Mr Key yesterday announced the much-anticipated blueprint for the city centre, which would feature a covered sports stadium as its showpiece.
The plan includes 12 key sites for major facilities, including a new 2000-capacity convention centre at a "postcard location" by the Avon River, a huge aquatic and indoor sports facility, a revitalised square with a new central library, and a "frame" of leafy open spaces.
For the plan to be realised the Government will have to buy land off some 800 landowners.
Mr Key has promised landowners would get a fair price, but this morning would not say how much the Government intended to spend on the buy-up.
"Clearly we can't spell out exactly how much money we're going to spend because that would give away the negotiating hand of the Government and wouldn't make a lot of sense," he told TV3's Firstline this morning.
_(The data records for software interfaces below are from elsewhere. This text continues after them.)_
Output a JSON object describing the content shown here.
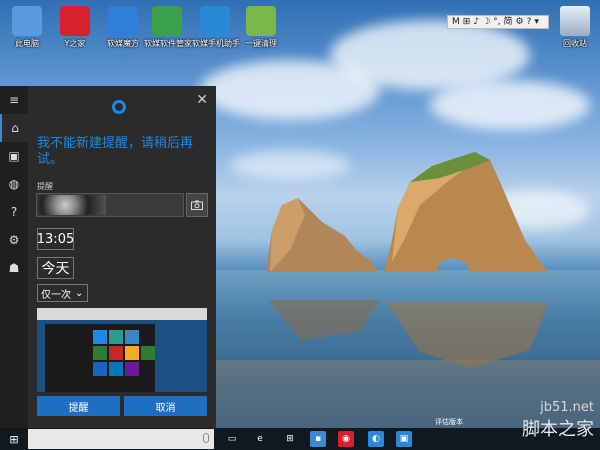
{
  "desktop": {
    "icons": [
      {
        "label": "此电脑",
        "icon": "computer-icon",
        "color": "#5a9be0"
      },
      {
        "label": "Y之家",
        "icon": "ithome-icon",
        "color": "#d8202f"
      },
      {
        "label": "软媒魔方",
        "icon": "mofang-icon",
        "color": "#2f7fd6"
      },
      {
        "label": "软媒软件管家",
        "icon": "software-manager-icon",
        "color": "#3aa04a"
      },
      {
        "label": "软媒手机助手",
        "icon": "phone-assistant-icon",
        "color": "#2a88d8"
      },
      {
        "label": "一键清理",
        "icon": "cleaner-icon",
        "color": "#7ab84a"
      }
    ],
    "recycle_bin_label": "回收站",
    "language_bar": [
      "M",
      "⊞",
      "♪",
      "☽",
      "°,",
      "简",
      "⚙",
      "?",
      "▾"
    ],
    "note": "评估版本"
  },
  "sidebar": {
    "items": [
      {
        "icon": "menu-icon",
        "glyph": "≡"
      },
      {
        "icon": "home-icon",
        "glyph": "⌂"
      },
      {
        "icon": "notebook-icon",
        "glyph": "▣"
      },
      {
        "icon": "lightbulb-icon",
        "glyph": "◍"
      },
      {
        "icon": "help-icon",
        "glyph": "?"
      },
      {
        "icon": "settings-icon",
        "glyph": "⚙"
      },
      {
        "icon": "feedback-icon",
        "glyph": "☗"
      }
    ]
  },
  "cortana": {
    "message": "我不能新建提醒，请稍后再试。",
    "reminder_label": "提醒",
    "time": "13:05",
    "day": "今天",
    "repeat": "仅一次",
    "confirm_label": "提醒",
    "cancel_label": "取消",
    "close_glyph": "✕"
  },
  "taskbar": {
    "search_placeholder": "",
    "start_glyph": "⊞",
    "apps": [
      {
        "icon": "task-view-icon",
        "color": "transparent",
        "glyph": "▭"
      },
      {
        "icon": "edge-icon",
        "color": "transparent",
        "glyph": "e"
      },
      {
        "icon": "store-icon",
        "color": "transparent",
        "glyph": "⊞"
      },
      {
        "icon": "explorer-icon",
        "color": "#3a8ad8",
        "glyph": "▪"
      },
      {
        "icon": "ithome-icon",
        "color": "#d8202f",
        "glyph": "◉"
      },
      {
        "icon": "phone-assistant-icon",
        "color": "#2a88d8",
        "glyph": "◐"
      },
      {
        "icon": "store-tile-icon",
        "color": "#2a88d8",
        "glyph": "▣"
      }
    ]
  },
  "watermark": {
    "line1": "jb51.net",
    "line2": "脚本之家"
  }
}
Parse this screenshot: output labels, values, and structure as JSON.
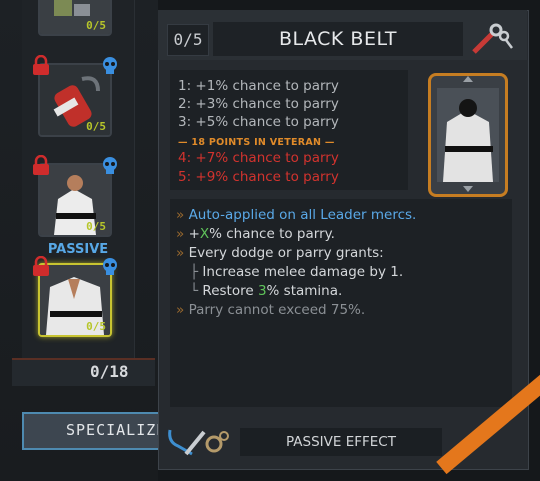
{
  "skill_column": {
    "cards": [
      {
        "count": "0/5",
        "locked": false,
        "skull": false
      },
      {
        "count": "0/5",
        "locked": true,
        "skull": true
      },
      {
        "count": "0/5",
        "locked": true,
        "skull": true
      },
      {
        "count": "0/5",
        "locked": true,
        "skull": true,
        "selected": true
      }
    ],
    "passive_label": "PASSIVE",
    "points_counter": "0/18",
    "specialize_button": "SPECIALIZE"
  },
  "popup": {
    "rank": "0/5",
    "title": "BLACK BELT",
    "header_icons": [
      "wrench-icon",
      "key-icon"
    ],
    "ranks": [
      {
        "text": "1: +1% chance to parry",
        "color": "grey"
      },
      {
        "text": "2: +3% chance to parry",
        "color": "grey"
      },
      {
        "text": "3: +5% chance to parry",
        "color": "grey"
      },
      {
        "text": "— 18 POINTS IN VETERAN —",
        "color": "orange"
      },
      {
        "text": "4: +7% chance to parry",
        "color": "red"
      },
      {
        "text": "5: +9% chance to parry",
        "color": "red"
      }
    ],
    "description": {
      "auto_applied": "Auto-applied on all Leader mercs.",
      "x_plus": "+",
      "x_letter": "X",
      "x_rest": "% chance to parry.",
      "dodge_parry": "Every dodge or parry grants:",
      "melee": "Increase melee damage by 1.",
      "restore_pre": "Restore ",
      "restore_num": "3",
      "restore_post": "% stamina.",
      "cap": "Parry cannot exceed 75%."
    },
    "footer_label": "PASSIVE EFFECT",
    "footer_icons": [
      "tools-icon",
      "gears-icon"
    ]
  },
  "colors": {
    "blue_text": "#5aa9e8",
    "red_text": "#d2332e",
    "orange_text": "#e08b2a",
    "count_text": "#b7c62a",
    "highlight_green": "#5fc35a",
    "selected_border": "#c8c431"
  }
}
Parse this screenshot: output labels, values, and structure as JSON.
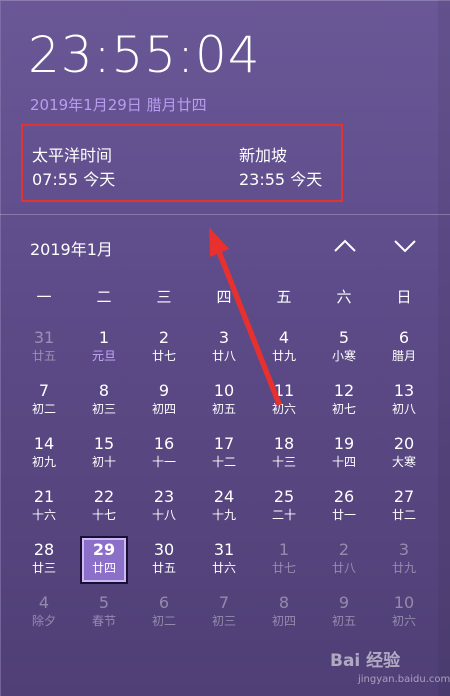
{
  "clock": {
    "time": "23:55:04",
    "date": "2019年1月29日 腊月廿四"
  },
  "timezones": [
    {
      "name": "太平洋时间",
      "time": "07:55 今天"
    },
    {
      "name": "新加坡",
      "time": "23:55 今天"
    }
  ],
  "calendar": {
    "month": "2019年1月",
    "weekdays": [
      "一",
      "二",
      "三",
      "四",
      "五",
      "六",
      "日"
    ],
    "days": [
      {
        "n": "31",
        "l": "廿五",
        "dim": true
      },
      {
        "n": "1",
        "l": "元旦",
        "fest": true
      },
      {
        "n": "2",
        "l": "廿七"
      },
      {
        "n": "3",
        "l": "廿八"
      },
      {
        "n": "4",
        "l": "廿九"
      },
      {
        "n": "5",
        "l": "小寒"
      },
      {
        "n": "6",
        "l": "腊月"
      },
      {
        "n": "7",
        "l": "初二"
      },
      {
        "n": "8",
        "l": "初三"
      },
      {
        "n": "9",
        "l": "初四"
      },
      {
        "n": "10",
        "l": "初五"
      },
      {
        "n": "11",
        "l": "初六"
      },
      {
        "n": "12",
        "l": "初七"
      },
      {
        "n": "13",
        "l": "初八"
      },
      {
        "n": "14",
        "l": "初九"
      },
      {
        "n": "15",
        "l": "初十"
      },
      {
        "n": "16",
        "l": "十一"
      },
      {
        "n": "17",
        "l": "十二"
      },
      {
        "n": "18",
        "l": "十三"
      },
      {
        "n": "19",
        "l": "十四"
      },
      {
        "n": "20",
        "l": "大寒"
      },
      {
        "n": "21",
        "l": "十六"
      },
      {
        "n": "22",
        "l": "十七"
      },
      {
        "n": "23",
        "l": "十八"
      },
      {
        "n": "24",
        "l": "十九"
      },
      {
        "n": "25",
        "l": "二十"
      },
      {
        "n": "26",
        "l": "廿一"
      },
      {
        "n": "27",
        "l": "廿二"
      },
      {
        "n": "28",
        "l": "廿三"
      },
      {
        "n": "29",
        "l": "廿四",
        "today": true
      },
      {
        "n": "30",
        "l": "廿五"
      },
      {
        "n": "31",
        "l": "廿六"
      },
      {
        "n": "1",
        "l": "廿七",
        "dim": true
      },
      {
        "n": "2",
        "l": "廿八",
        "dim": true
      },
      {
        "n": "3",
        "l": "廿九",
        "dim": true
      },
      {
        "n": "4",
        "l": "除夕",
        "dim": true
      },
      {
        "n": "5",
        "l": "春节",
        "dim": true
      },
      {
        "n": "6",
        "l": "初二",
        "dim": true
      },
      {
        "n": "7",
        "l": "初三",
        "dim": true
      },
      {
        "n": "8",
        "l": "初四",
        "dim": true
      },
      {
        "n": "9",
        "l": "初五",
        "dim": true
      },
      {
        "n": "10",
        "l": "初六",
        "dim": true
      }
    ]
  },
  "watermark": {
    "text": "Bai 经验",
    "url": "jingyan.baidu.com"
  },
  "colors": {
    "highlight_border": "#e23232",
    "date_accent": "#b99cf0",
    "today_fill": "#8b6fc9"
  }
}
"If you looked at the land today, it's probably not worth very much at all. Now clearly the Government has to be fairer than that, so we're going to try to sit down, we'd like to try to negotiate with landowners as much as we possibly can.
"If in the end we couldn't, then we have the power under the legislation to involuntarily acquire the land as we could theoretically under the Public Works Act. So we have the capacity to do that, but we'd rather work in a more collaborative process."
The new CBD would have a smaller land footprint - which would solve the problem of "too much land, not enough demand" - but Mr Key said it would also have greater capacity.
"So economics would tell you that over time, the land values will probably rise."
Investors who already had significant land holdings in the CBD were "very enthused" by the blueprint and just wanted to get on with it, Mr Key said.
Earthquake Recovery Minister Gerry Brownlee has also refused to say how much the Government would spend.
He said yesterday that the Government had allocated $5.5 billion on the earthquake recovery so far and had already spent $2.45b.
The blueprint will result in a low-rise city, with a maximum height limit on new buildings of 28m, or up to eight storeys, and will be divided into precincts of health, arts and entertainment, retail, as well as the justice and emergency sectors.
The Christchurch Central Development Unit, set up in April by the Canterbury Earthquake Recovery Authority (Cera) to plan the CBD rebuild, was given 100 days to come up with the blueprint.
The city centre was largely destroyed in the magnitude-6.3 earthquake of February 22 last year, which claimed 185 lives.
Investors and developers say they have been unable to consider any rebuild plans until they knew the location of the new civic facilities.
Mr Brownlee said the recovery plan contained a blueprint for a smaller, greener, central city that will set Christchurch apart from any other urban centre.
"The plan and its implementation are being watched by the rest of the world, which has also been supportive of Christchurch in its time of need," Mr Brownlee said.
"I anticipate a light, airy, college-campus style feel for the home of numerous innovative Christchurch companies and public sector agencies."
The Government will be working with around 800 city property owners, and will have the powers under the Cera Act 2011 to compulsorily buy land it needs to make way for key facilities.
Further details on a new hospital, advanced technology hub, and a justice precinct are expected to follow in coming months.
Christchurch Mayor Bob Parker yesterday said the plan was a "bold vision", and the blueprint received rave reviews from developers and investors at last night's glitzy launch at the city council headquarters.
Millionaire city property owner Antony Gough said the city had been in "uncharted waters" but now had "a chart to lead the way".